For dinner, I was disappointed that our tour group's meal would not be a real luau with ceremonies. We only had a buffet of luau food at the Gateway Restaurant. We did get to taste the famous Kalua Pig here.

However, the main highlight of the tour to PCC is the fantastic cultural program they had for us at night after dinner. Their all-new show is entitled "Ha: Breath of Life." It tells about "the entrancing South Pacific odyssey of Mana, and the trials and training he endures to become a fire-knife wielding warrior. In the process he must prove his worthiness to wed the beautiful Lani and battle to protect his new family from marauding invaders."

The dancing and singing were both enchanting and energetic. The lead dancers playing Mana and Lani were magnificent dancers, and the ensemble work was likewise amazing in their precision and daring (especially with the fire sequences). This show alone was worth the admission. It is a must watch for those who want to imbibe the Polynesian spirit and joie de vivre.

The 7 Main Polynesian Cultures

A Mormon Chapel

From the I-Max film:  A Healthy Reef

From the I-Max film:  An Octopus in a Dead Reef

Fiji Temple

Fiji Chief Abode

Pretty Hula Dancer

Easter Island Heads

Mormons at the Gate

Samoan Show

Wring out the Coco Milk


Mana and Lani

Grand Finale

Hawaii: Pearl Harbor (08/19/09)

August 23, 2009

Aloha! Elaine and I spent our belated wedding anniversary celebration this year in Honolulu, Hawaii from August 18-22, 2009.

The first place of significant interest that went to was Pearl Harbor. We left our hotel in Waikiki at about 630 am. Despite that, when we got to the Memorial, we were already in the 9 am group. We spent the waiting time going around the Museum where they had very interesting displays, scale models and actual memorabilia from the war. We also browsed around the souvenir shop there. I was able to buy a reprint of the Honolulu newspaper dated December 7, 1941, among other things. We also got to meet and talk with some real WWII vets who survived the Pearl Harbor bombings. I was observing some American tourists who said they had family members in the war, and this place really meant a lot for them.

When it was our turn, we were first shown a short but emotional film about that fateful day from actual footage from American and Japanese archives.

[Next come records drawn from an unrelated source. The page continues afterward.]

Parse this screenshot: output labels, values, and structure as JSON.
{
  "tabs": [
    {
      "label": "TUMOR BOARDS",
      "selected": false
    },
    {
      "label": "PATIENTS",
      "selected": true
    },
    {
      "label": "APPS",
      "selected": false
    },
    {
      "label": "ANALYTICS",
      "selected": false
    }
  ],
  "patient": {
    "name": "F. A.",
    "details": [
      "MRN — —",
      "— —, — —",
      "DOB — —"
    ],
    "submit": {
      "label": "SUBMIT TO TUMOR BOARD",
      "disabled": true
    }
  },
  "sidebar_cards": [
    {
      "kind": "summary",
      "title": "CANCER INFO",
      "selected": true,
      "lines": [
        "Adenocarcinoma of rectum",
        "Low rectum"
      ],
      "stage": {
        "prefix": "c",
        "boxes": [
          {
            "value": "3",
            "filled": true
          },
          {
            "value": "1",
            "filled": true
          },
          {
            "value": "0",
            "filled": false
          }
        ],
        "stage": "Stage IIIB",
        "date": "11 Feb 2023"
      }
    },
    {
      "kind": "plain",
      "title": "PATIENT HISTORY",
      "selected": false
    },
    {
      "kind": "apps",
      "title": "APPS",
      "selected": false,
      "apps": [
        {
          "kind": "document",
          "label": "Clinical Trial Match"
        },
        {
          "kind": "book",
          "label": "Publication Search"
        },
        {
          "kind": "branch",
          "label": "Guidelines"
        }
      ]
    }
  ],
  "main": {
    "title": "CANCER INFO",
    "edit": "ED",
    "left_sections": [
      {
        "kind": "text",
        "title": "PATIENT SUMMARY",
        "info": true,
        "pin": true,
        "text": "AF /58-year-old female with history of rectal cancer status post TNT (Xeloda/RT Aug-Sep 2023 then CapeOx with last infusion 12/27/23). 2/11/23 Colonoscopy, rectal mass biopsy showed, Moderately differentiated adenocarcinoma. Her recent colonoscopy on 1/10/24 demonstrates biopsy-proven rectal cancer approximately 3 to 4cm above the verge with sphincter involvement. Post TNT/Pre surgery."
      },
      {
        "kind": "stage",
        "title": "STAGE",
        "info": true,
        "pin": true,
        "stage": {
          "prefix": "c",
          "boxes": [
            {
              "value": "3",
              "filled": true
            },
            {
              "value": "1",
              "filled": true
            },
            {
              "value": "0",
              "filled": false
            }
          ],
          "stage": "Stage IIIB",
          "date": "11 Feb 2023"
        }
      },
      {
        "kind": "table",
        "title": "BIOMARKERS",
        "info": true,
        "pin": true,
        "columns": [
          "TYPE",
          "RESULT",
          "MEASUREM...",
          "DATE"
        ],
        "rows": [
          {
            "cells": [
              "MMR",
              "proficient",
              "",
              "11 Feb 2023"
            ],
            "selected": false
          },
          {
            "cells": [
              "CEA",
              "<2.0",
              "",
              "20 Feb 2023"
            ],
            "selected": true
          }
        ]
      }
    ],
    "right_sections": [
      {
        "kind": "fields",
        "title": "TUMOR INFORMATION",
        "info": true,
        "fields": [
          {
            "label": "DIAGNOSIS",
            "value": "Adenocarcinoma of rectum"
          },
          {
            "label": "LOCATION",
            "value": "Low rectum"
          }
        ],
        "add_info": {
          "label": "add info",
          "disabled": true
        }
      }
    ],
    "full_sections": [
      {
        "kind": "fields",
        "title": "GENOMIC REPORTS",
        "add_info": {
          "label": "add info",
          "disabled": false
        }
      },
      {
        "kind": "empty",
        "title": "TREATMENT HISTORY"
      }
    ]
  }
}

After that, we were led out to a small shuttle boat that would take us to where the wreckage of the USS Arizona lay from the day it was sunk to now. The atmosphere of the place was hauntingly sad. Seeing the sunken remains of the great battleship and recalling the human casualties that remain in their watery grave was a very eerie experience for all.

Alongside the Memorial was docked the USS Missouri where the Instrument of Surrender of Japan was signed (on Sept. 2, 1945), which ended World War II. It also holds the distinction of being the last battleship built by the United States. The USS Missouri was finally decommissioned in 1992.

This is a scale model of the I.M.S. Akagi, the flagship of the Japanese Imperial Strike Force during the attack on Pearl Harbor -- a very impressive aircraft carrier indeed.

Japanese Imperial Navy Type 91 torpedoes
Normally dropped from 100 meters, diving to nearly that depth before leveling off and running to the target. The relatively shallow 40-foot depth of Pearl Harbor necessitated modifications to the torpedo design and attack strategy. Outfitted with wooden, breakaway fins, and dropped from 10 meters above the water by 40 Nakajima Type 97 attack planes, the aerial torpedo proved devastatingly effective. This torpedo was found accidentally in the early 1990's by a dredging company in the channel off Ford Island.

A Purple Heart Medal

Pearl Harbor Overview

Launching Medal of USS Arizona

Talking to WWII Vets

Autographing a Book for Us

The Memorial Comes into View

The USS Missouri

A Watery Grave

The wall of names of those lost on December 7, 1941. 
The marble piece on the left set before the wall lists the names of survivors of the attack, but that have since passed and have had their remains placed underwater on the wreck of the USS Arizona. This so movingly and dramatically demonstrates the camaraderie and familial feelings between shipmates.